However, following WWII, the company embarked on a series of significant partnerships with architects and designers, which transformed its production and reputation. Arne Jacobsen, whose famous Ant (1951–2), Egg (1958), and Swan (1958) chairs have proven to be long-lasting commercial hits, was one of the most well-known of these. Other designer manufacturer collaborations include Hans Wegner’s Chinese armchair (1945), Poul Kjaerholm’s PK 22 chair (1956), Mathsson and Piet Hein’s Superellipsis table (1964), and Verner Panton’s System Chair 123 (1974), as well as designs by foreigners like Vico Magistretti. Despite being taken over in 1979 after a turbulent financial time, the business has maintained its reputation for high-quality furniture and developed its international markets.

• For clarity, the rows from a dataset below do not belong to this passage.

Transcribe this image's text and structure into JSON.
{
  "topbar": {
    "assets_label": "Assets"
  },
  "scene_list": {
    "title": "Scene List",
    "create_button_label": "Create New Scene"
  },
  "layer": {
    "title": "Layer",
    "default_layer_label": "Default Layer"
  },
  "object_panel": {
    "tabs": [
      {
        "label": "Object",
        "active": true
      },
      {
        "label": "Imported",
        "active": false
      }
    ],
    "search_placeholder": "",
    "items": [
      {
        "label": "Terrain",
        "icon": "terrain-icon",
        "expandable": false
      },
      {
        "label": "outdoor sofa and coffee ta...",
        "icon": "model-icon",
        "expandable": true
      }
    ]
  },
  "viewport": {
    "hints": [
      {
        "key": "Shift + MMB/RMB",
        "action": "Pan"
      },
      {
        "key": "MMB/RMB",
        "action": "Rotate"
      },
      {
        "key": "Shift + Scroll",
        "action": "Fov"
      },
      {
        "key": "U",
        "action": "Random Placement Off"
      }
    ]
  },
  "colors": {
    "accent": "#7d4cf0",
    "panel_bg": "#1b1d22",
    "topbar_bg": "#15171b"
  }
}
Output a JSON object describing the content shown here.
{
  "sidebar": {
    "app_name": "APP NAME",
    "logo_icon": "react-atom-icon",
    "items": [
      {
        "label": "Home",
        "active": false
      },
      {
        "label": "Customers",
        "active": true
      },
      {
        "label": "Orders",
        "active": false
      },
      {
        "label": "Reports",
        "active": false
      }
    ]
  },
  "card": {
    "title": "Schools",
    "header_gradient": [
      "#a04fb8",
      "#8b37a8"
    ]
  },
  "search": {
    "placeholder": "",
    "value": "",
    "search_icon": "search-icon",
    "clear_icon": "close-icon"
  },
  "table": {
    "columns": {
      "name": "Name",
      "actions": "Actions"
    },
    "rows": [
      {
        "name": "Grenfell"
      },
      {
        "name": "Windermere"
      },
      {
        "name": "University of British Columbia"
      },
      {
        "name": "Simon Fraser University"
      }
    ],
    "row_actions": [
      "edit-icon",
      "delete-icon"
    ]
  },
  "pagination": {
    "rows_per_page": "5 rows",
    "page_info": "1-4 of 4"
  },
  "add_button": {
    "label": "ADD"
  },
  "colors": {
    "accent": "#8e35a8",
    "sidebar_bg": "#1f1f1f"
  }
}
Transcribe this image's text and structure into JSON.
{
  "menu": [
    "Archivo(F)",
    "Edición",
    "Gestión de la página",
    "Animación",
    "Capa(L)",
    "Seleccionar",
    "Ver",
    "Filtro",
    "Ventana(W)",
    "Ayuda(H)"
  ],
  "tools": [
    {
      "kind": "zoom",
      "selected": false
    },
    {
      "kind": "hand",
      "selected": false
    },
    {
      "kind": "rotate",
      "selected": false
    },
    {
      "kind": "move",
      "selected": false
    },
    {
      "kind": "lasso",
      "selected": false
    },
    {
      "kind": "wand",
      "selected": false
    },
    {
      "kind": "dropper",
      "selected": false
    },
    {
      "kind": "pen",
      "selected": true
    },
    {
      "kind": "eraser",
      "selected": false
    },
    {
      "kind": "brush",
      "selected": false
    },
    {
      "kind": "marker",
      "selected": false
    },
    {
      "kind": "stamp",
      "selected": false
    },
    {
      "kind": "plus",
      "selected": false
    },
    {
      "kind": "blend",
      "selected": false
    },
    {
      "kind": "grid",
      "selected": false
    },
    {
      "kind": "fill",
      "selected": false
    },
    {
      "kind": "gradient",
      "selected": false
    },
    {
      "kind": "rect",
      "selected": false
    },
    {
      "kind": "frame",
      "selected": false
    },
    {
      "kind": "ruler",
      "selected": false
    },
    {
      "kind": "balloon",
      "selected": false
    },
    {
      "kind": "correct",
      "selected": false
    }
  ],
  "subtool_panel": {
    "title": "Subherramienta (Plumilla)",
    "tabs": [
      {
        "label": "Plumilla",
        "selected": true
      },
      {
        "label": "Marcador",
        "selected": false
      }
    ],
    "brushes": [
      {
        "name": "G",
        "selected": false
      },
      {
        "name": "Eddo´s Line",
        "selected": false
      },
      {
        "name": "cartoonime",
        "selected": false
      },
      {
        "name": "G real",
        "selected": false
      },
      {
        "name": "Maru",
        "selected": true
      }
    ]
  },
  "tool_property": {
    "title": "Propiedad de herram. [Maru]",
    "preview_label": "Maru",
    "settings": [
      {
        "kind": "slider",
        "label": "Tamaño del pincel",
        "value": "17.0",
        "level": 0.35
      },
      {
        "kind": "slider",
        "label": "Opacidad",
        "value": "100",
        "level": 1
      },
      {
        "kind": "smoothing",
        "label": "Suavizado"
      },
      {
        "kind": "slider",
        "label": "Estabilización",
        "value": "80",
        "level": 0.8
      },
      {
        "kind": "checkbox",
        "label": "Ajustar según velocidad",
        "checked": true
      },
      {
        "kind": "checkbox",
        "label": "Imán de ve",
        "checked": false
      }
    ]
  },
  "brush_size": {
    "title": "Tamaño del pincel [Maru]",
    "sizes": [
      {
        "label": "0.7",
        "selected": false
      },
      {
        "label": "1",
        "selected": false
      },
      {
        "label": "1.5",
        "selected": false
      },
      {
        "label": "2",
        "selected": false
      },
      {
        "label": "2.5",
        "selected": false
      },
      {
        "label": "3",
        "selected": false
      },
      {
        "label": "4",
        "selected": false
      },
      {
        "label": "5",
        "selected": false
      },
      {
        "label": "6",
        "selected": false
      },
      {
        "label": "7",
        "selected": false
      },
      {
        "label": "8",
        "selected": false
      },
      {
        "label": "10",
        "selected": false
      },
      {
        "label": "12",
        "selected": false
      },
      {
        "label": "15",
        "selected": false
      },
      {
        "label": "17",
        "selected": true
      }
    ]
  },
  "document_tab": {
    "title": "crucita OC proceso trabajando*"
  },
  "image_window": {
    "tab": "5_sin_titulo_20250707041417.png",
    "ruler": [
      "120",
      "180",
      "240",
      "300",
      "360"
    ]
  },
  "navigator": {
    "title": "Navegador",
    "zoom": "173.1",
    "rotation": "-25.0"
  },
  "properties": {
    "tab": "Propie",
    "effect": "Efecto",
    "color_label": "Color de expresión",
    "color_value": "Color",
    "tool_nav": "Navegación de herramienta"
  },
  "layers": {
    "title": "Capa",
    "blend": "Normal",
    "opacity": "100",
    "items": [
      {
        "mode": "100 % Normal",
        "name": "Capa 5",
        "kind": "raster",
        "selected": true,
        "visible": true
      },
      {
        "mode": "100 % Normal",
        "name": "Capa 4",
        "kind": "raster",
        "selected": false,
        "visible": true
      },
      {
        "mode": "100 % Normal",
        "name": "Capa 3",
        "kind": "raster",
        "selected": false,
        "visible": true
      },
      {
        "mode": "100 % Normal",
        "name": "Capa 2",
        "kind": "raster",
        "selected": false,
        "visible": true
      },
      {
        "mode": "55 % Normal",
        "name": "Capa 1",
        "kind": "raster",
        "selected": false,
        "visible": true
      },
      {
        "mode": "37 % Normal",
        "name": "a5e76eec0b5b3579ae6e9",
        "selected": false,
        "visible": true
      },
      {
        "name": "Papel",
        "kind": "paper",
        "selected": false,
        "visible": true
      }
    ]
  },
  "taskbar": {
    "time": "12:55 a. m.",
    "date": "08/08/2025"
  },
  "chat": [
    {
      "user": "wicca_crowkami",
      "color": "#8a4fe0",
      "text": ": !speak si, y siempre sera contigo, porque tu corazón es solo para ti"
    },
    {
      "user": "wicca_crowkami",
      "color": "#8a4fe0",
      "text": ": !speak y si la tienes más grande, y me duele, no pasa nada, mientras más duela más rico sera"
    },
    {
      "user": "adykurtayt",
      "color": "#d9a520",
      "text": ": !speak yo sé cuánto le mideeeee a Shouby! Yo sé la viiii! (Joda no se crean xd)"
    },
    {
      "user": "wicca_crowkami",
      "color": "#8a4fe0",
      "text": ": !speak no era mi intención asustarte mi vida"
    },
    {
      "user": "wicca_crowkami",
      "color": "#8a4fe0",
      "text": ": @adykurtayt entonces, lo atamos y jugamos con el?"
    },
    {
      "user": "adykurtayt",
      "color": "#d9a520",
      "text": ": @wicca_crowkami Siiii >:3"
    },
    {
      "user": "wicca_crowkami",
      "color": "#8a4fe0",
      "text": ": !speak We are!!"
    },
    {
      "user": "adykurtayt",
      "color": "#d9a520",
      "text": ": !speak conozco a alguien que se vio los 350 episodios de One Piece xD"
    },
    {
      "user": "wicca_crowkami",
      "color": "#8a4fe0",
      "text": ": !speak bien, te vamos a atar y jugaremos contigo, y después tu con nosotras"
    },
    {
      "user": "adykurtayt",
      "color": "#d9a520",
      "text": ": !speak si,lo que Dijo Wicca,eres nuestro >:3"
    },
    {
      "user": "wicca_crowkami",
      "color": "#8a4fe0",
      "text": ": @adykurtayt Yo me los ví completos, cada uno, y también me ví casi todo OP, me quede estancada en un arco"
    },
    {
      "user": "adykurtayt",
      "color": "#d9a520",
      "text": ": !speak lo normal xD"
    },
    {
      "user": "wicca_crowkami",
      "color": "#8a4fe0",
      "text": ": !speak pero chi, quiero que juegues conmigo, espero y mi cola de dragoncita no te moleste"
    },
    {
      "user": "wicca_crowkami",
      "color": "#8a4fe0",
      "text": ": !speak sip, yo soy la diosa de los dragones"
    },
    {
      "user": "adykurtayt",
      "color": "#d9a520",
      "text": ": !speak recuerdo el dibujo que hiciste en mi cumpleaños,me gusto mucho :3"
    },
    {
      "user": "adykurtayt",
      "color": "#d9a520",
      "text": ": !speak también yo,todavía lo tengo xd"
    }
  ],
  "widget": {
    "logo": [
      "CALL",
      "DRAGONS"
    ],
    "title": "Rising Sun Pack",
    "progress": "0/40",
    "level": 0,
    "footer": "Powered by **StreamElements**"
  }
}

Woodham, J. M. (2006). A dictionary of modern design. Oxford University Press.
You may also be interested in
Ro Chair designed by Jamie Hayon – Encyclopedia of Design
Ro is the result of a close, two-year relationship between the Republic of Fritz Hansen and Jamie Hayon. Fritz Hansen intended the design brief for Jamie Hayon to build a comfortable seat for one person. Jaime Hayon drew a series of sketches with this in mind, which formed the start of the shape, voice and subsequent modelling work of the armchair.
Jamie Hayon Spanish artist and designer – Encyclopedia of Design
Jaime Hayon, a Spanish artist and designer, was born in Madrid in 1974. In the ‘Mediterranean Digital Baroque’ and ‘Mon Cirque’ installations, he first totally revealed his artistic vision. In the sense of contemporary design culture, these collections placed Jaime at the forefront of a new wave that blurred the lines between art, décor and design, also adding a revival of fine-crafted, intricate artefacts.
Comments are closed, but trackbacks and pingbacks are open.